Veteran soul singer and North Carolina native Lee Fields grew up surrounded by opposing musical experiences and styles.
Before they moved to Wilson from rural Greene County, where his father was a farmer, his parents would turn their home into a speakeasy on the weekends to make extra cash.
“They’d send us to bed early, but we’d peek and watch them as they danced to the wee-wee hours,” says Fields, 61, who plays Tremont Music Hall on Friday.
On Sundays, the nights of Fats Domino, Howlin’ Wolf and Buddy Holly gave way to hymns.
“I’d go to church and hear another kind of music. All of a sudden, instead of dancing, the ladies were jumping up and down and falling out on the floor. I was kind of scared of the preacher. What did he say to make that lady fall down?”
Done in by disco
As a teenager in 1968, Fields moved to New York to pursue a singing career. He enjoyed a healthy 12-year run until the rise of disco quashed the earthier soul market. Fields has been on a gradual comeback since the early ’90s after a decade spent renovating and renting apartments near his home of Plainfield, N.J.
“That was shattering for me,” he says of the downturn in the late ’70s and early ’80s. “Club owners were changing to accommodate more deejays and fewer bands.”
By that time he had a wife and three kids. He nearly gave up on music and opened a fish market until his wife pointed out that he knew little about fish. Instead he invested in home-recording equipment, began performing, and giving away cassettes of his songs.
Soon crowds were paying for them. Fields was busy on the blues circuit when he was approached to sing for a young soul label, Desco Records. Its founders, Phillip Lehman and Gabriel Roth, knew Fields as a “legend of the old soul 45s” (according to a 2008 New York Times story). Original pressings of Fields’ early records still draw hefty sums from collectors.
“I told my wife, ‘I got these two kids coming over and they want to do some soul-funk. And they’re white kids. (She said) ‘What do they know about soul and funk?’ ” he recalls.
Turned out Lehman and Roth were on to something. Roth won a Grammy for Amy Winehouse’s “Back to Black” and leads the Dap-Kings. “The next thing I know we’re all over England.

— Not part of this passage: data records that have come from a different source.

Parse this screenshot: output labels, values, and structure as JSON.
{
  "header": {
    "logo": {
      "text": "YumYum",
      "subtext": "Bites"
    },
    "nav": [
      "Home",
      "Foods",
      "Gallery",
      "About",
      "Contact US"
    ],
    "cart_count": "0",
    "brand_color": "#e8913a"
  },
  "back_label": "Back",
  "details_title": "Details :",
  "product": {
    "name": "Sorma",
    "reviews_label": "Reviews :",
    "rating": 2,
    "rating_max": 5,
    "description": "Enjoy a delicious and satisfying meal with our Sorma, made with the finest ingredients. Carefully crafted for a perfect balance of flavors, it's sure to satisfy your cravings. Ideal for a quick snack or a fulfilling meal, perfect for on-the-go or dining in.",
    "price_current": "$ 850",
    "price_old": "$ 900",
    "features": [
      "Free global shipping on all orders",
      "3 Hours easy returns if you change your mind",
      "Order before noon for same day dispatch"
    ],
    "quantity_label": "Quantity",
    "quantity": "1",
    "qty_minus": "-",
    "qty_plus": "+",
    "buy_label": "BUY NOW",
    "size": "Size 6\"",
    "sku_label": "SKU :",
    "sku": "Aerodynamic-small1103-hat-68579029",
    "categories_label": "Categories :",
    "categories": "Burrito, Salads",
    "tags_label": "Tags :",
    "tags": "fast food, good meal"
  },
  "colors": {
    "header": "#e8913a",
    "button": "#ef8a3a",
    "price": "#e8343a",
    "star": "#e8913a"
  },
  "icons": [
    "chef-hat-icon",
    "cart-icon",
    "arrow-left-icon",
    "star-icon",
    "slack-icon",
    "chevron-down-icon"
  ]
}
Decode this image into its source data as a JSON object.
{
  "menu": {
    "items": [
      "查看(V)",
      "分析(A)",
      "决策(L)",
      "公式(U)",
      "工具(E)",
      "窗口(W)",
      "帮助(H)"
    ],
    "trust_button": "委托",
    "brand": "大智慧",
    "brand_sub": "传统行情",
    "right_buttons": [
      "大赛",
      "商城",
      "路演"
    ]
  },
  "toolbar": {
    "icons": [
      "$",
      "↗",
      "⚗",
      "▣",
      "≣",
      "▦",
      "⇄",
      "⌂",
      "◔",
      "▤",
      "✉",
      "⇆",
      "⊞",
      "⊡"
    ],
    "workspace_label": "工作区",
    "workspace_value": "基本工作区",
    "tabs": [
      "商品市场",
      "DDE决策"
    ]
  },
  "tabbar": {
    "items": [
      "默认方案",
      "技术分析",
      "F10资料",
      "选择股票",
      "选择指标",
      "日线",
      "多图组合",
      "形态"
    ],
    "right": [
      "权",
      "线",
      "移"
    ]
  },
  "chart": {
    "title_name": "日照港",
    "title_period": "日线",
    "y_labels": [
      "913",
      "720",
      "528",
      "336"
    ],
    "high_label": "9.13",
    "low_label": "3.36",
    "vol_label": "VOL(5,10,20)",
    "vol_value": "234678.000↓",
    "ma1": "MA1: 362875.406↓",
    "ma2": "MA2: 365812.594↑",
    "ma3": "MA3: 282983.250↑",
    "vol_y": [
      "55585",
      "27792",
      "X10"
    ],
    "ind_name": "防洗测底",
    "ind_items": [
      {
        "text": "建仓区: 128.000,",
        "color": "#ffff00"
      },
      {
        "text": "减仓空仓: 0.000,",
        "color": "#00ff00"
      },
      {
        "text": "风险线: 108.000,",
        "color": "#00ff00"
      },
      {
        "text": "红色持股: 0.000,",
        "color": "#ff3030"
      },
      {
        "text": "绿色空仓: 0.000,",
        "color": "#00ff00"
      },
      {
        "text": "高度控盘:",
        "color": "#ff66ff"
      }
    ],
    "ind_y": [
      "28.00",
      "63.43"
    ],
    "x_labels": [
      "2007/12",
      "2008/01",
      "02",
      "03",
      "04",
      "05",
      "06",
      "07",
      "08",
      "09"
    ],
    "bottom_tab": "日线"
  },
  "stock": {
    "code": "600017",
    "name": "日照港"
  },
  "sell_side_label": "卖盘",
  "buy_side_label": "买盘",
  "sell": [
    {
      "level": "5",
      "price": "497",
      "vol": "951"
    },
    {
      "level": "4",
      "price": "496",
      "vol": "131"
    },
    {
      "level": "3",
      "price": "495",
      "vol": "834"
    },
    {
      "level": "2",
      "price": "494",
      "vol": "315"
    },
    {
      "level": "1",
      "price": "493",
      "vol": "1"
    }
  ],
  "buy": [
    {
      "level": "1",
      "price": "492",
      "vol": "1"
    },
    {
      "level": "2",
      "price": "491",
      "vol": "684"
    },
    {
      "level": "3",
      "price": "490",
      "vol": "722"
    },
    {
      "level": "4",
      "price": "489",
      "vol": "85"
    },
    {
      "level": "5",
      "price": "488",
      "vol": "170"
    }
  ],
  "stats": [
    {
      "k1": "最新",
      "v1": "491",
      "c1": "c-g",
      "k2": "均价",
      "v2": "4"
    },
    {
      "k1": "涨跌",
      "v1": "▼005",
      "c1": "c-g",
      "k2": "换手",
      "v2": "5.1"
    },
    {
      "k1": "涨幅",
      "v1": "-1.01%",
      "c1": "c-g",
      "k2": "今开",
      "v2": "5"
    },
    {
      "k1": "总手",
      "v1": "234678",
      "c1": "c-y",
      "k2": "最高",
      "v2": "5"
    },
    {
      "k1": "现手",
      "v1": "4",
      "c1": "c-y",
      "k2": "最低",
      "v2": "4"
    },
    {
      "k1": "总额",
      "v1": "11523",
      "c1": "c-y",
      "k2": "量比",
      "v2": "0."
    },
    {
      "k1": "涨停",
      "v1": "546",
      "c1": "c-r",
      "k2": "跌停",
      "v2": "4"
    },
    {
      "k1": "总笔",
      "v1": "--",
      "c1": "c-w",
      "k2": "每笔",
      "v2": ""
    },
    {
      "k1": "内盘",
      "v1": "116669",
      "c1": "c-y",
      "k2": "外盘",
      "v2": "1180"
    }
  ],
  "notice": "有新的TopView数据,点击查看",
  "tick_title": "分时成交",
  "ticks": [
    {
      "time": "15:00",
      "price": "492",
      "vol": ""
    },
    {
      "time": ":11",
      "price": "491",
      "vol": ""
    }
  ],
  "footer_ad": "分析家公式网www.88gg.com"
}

I got an album out. Sharon Jones (who went on to front Roth’s Dap-Kings) was my background singer.”
Roth and Lehman parted ways. Fields continued to work with both. In the mid-2000s he was recruited by French DJ/producer Martin Solveig (Madonna’s “MDNA”) to sing on a handful of dance singles that exposed a global audience to his classic R&B vocals.
A new album
His latest album, “Family Man” (for Truth and Soul Records) is a gritty soul throwback and arguably his best work. That’s partly due to how it was made.
“We’re doing it the way records were recorded in the ’70s. Everything was actually played. Most records now use samples and synthesizers. When you hear a horn on our recordings, it’s a true horn,” he says. The other attraction is his youthful presence.
“I become that same rambunctious 17-year-old kid,” says Fields. “I always reach back and grab him. I try to get the same anxieties within me that I had then. I don’t want to sing from 40 years of experience. Then it’s going to sound like I’m 40 years older.”